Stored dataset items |
::::::::
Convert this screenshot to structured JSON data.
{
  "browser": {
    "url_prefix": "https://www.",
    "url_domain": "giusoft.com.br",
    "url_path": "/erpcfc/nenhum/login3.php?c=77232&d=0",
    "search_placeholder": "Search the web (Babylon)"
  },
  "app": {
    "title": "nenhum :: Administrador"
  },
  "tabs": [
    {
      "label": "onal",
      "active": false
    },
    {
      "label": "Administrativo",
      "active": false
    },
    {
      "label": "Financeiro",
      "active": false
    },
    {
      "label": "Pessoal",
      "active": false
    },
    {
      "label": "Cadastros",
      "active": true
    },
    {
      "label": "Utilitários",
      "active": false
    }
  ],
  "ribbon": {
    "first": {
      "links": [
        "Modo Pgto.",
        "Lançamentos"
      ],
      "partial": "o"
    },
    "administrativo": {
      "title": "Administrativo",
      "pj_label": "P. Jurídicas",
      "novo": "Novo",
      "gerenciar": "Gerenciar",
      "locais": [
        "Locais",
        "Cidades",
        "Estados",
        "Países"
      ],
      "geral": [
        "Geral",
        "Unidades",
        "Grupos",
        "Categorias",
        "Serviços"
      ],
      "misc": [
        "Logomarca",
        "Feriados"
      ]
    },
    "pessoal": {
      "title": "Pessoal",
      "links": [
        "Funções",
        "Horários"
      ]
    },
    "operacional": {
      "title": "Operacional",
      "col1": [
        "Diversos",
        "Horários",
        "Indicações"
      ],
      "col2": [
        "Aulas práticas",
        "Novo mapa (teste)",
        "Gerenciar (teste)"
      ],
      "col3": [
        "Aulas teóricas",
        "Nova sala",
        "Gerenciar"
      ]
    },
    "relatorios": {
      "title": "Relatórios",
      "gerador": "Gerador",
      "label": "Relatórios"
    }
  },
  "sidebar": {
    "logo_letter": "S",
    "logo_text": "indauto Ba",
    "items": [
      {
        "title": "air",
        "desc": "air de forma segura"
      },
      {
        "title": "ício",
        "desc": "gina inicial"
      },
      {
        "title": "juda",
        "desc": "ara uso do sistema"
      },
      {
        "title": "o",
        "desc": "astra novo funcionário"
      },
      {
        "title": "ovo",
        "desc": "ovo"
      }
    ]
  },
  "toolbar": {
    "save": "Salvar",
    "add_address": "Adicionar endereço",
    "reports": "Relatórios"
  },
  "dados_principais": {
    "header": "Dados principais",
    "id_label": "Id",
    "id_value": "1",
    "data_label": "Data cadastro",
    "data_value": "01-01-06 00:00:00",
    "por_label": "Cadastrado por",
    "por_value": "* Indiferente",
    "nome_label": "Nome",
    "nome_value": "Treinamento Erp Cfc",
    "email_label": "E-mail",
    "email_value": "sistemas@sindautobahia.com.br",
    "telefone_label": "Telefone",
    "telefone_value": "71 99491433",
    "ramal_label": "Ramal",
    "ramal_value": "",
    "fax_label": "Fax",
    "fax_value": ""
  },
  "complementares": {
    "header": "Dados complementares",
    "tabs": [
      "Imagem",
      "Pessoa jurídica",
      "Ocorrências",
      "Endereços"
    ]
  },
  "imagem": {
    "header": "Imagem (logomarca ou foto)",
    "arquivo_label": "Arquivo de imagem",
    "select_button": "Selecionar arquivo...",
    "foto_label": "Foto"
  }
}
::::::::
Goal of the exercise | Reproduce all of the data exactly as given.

Output for this task |
Convert this screenshot to structured JSON data.
{
  "browser": {
    "url_prefix": "https://www.",
    "url_domain": "giusoft.com.br",
    "url_path": "/erpcfc/nenhum/login3.php?c=77232&d=0",
    "search_placeholder": "Search the web (Babylon)"
  },
  "app": {
    "title": "nenhum :: Administrador"
  },
  "tabs": [
    {
      "label": "onal",
      "active": false
    },
    {
      "label": "Administrativo",
      "active": false
    },
    {
      "label": "Financeiro",
      "active": false
    },
    {
      "label": "Pessoal",
      "active": false
    },
    {
      "label": "Cadastros",
      "active": true
    },
    {
      "label": "Utilitários",
      "active": false
    }
  ],
  "ribbon": {
    "first": {
      "links": [
        "Modo Pgto.",
        "Lançamentos"
      ],
      "partial": "o"
    },
    "administrativo": {
      "title": "Administrativo",
      "pj_label": "P. Jurídicas",
      "novo": "Novo",
      "gerenciar": "Gerenciar",
      "locais": [
        "Locais",
        "Cidades",
        "Estados",
        "Países"
      ],
      "geral": [
        "Geral",
        "Unidades",
        "Grupos",
        "Categorias",
        "Serviços"
      ],
      "misc": [
        "Logomarca",
        "Feriados"
      ]
    },
    "pessoal": {
      "title": "Pessoal",
      "links": [
        "Funções",
        "Horários"
      ]
    },
    "operacional": {
      "title": "Operacional",
      "col1": [
        "Diversos",
        "Horários",
        "Indicações"
      ],
      "col2": [
        "Aulas práticas",
        "Novo mapa (teste)",
        "Gerenciar (teste)"
      ],
      "col3": [
        "Aulas teóricas",
        "Nova sala",
        "Gerenciar"
      ]
    },
    "relatorios": {
      "title": "Relatórios",
      "gerador": "Gerador",
      "label": "Relatórios"
    }
  },
  "sidebar": {
    "logo_letter": "S",
    "logo_text": "indauto Ba",
    "items": [
      {
        "title": "air",
        "desc": "air de forma segura"
      },
      {
        "title": "ício",
        "desc": "gina inicial"
      },
      {
        "title": "juda",
        "desc": "ara uso do sistema"
      },
      {
        "title": "o",
        "desc": "astra novo funcionário"
      },
      {
        "title": "ovo",
        "desc": "ovo"
      }
    ]
  },
  "toolbar": {
    "save": "Salvar",
    "add_address": "Adicionar endereço",
    "reports": "Relatórios"
  },
  "dados_principais": {
    "header": "Dados principais",
    "id_label": "Id",
    "id_value": "1",
    "data_label": "Data cadastro",
    "data_value": "01-01-06 00:00:00",
    "por_label": "Cadastrado por",
    "por_value": "* Indiferente",
    "nome_label": "Nome",
    "nome_value": "Treinamento Erp Cfc",
    "email_label": "E-mail",
    "email_value": "sistemas@sindautobahia.com.br",
    "telefone_label": "Telefone",
    "telefone_value": "71 99491433",
    "ramal_label": "Ramal",
    "ramal_value": "",
    "fax_label": "Fax",
    "fax_value": ""
  },
  "complementares": {
    "header": "Dados complementares",
    "tabs": [
      "Imagem",
      "Pessoa jurídica",
      "Ocorrências",
      "Endereços"
    ]
  },
  "imagem": {
    "header": "Imagem (logomarca ou foto)",
    "arquivo_label": "Arquivo de imagem",
    "select_button": "Selecionar arquivo...",
    "foto_label": "Foto"
  }
}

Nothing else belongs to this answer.